Instructions to follow
Write out the entries below in full, exactly as given.

The input

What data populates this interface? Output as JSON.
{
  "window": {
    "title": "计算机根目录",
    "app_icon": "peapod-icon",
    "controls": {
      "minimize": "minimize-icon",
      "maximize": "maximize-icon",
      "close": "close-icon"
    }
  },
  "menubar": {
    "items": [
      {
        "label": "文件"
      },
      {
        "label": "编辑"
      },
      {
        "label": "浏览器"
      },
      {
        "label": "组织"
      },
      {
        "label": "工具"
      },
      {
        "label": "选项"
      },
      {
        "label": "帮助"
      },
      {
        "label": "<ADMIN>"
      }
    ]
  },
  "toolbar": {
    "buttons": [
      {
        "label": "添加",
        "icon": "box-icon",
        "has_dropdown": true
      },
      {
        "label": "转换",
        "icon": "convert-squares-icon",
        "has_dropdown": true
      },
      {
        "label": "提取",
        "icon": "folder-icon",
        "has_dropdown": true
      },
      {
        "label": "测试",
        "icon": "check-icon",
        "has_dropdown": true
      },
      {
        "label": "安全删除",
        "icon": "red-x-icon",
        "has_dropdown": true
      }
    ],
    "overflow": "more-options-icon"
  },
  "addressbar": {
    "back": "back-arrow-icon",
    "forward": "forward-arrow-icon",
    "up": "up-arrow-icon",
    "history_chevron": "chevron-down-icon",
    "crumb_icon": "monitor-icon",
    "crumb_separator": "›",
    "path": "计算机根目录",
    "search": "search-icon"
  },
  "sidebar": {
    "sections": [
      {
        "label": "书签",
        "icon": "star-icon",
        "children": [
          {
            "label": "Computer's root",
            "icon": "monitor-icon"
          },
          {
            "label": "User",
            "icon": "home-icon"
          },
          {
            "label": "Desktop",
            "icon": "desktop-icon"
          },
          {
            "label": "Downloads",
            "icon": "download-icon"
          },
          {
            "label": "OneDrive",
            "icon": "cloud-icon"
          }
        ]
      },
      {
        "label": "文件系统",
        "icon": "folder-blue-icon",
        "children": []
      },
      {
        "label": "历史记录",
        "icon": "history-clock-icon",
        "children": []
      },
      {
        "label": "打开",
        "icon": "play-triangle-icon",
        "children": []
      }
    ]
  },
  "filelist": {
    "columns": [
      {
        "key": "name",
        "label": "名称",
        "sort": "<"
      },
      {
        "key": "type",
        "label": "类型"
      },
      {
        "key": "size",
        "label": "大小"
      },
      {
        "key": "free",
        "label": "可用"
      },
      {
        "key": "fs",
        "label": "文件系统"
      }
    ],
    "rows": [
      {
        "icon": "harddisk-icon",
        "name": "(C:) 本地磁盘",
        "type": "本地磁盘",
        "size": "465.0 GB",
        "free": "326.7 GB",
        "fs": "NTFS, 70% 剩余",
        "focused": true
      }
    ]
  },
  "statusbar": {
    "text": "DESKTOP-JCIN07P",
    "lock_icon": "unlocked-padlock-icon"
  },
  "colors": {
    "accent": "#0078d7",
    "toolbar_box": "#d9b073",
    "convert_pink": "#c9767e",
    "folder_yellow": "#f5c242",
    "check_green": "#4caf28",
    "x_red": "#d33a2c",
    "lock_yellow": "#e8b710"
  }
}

Reply
What data populates this interface? Output as JSON.
{
  "window": {
    "title": "计算机根目录",
    "app_icon": "peapod-icon",
    "controls": {
      "minimize": "minimize-icon",
      "maximize": "maximize-icon",
      "close": "close-icon"
    }
  },
  "menubar": {
    "items": [
      {
        "label": "文件"
      },
      {
        "label": "编辑"
      },
      {
        "label": "浏览器"
      },
      {
        "label": "组织"
      },
      {
        "label": "工具"
      },
      {
        "label": "选项"
      },
      {
        "label": "帮助"
      },
      {
        "label": "<ADMIN>"
      }
    ]
  },
  "toolbar": {
    "buttons": [
      {
        "label": "添加",
        "icon": "box-icon",
        "has_dropdown": true
      },
      {
        "label": "转换",
        "icon": "convert-squares-icon",
        "has_dropdown": true
      },
      {
        "label": "提取",
        "icon": "folder-icon",
        "has_dropdown": true
      },
      {
        "label": "测试",
        "icon": "check-icon",
        "has_dropdown": true
      },
      {
        "label": "安全删除",
        "icon": "red-x-icon",
        "has_dropdown": true
      }
    ],
    "overflow": "more-options-icon"
  },
  "addressbar": {
    "back": "back-arrow-icon",
    "forward": "forward-arrow-icon",
    "up": "up-arrow-icon",
    "history_chevron": "chevron-down-icon",
    "crumb_icon": "monitor-icon",
    "crumb_separator": "›",
    "path": "计算机根目录",
    "search": "search-icon"
  },
  "sidebar": {
    "sections": [
      {
        "label": "书签",
        "icon": "star-icon",
        "children": [
          {
            "label": "Computer's root",
            "icon": "monitor-icon"
          },
          {
            "label": "User",
            "icon": "home-icon"
          },
          {
            "label": "Desktop",
            "icon": "desktop-icon"
          },
          {
            "label": "Downloads",
            "icon": "download-icon"
          },
          {
            "label": "OneDrive",
            "icon": "cloud-icon"
          }
        ]
      },
      {
        "label": "文件系统",
        "icon": "folder-blue-icon",
        "children": []
      },
      {
        "label": "历史记录",
        "icon": "history-clock-icon",
        "children": []
      },
      {
        "label": "打开",
        "icon": "play-triangle-icon",
        "children": []
      }
    ]
  },
  "filelist": {
    "columns": [
      {
        "key": "name",
        "label": "名称",
        "sort": "<"
      },
      {
        "key": "type",
        "label": "类型"
      },
      {
        "key": "size",
        "label": "大小"
      },
      {
        "key": "free",
        "label": "可用"
      },
      {
        "key": "fs",
        "label": "文件系统"
      }
    ],
    "rows": [
      {
        "icon": "harddisk-icon",
        "name": "(C:) 本地磁盘",
        "type": "本地磁盘",
        "size": "465.0 GB",
        "free": "326.7 GB",
        "fs": "NTFS, 70% 剩余",
        "focused": true
      }
    ]
  },
  "statusbar": {
    "text": "DESKTOP-JCIN07P",
    "lock_icon": "unlocked-padlock-icon"
  },
  "colors": {
    "accent": "#0078d7",
    "toolbar_box": "#d9b073",
    "convert_pink": "#c9767e",
    "folder_yellow": "#f5c242",
    "check_green": "#4caf28",
    "x_red": "#d33a2c",
    "lock_yellow": "#e8b710"
  }
}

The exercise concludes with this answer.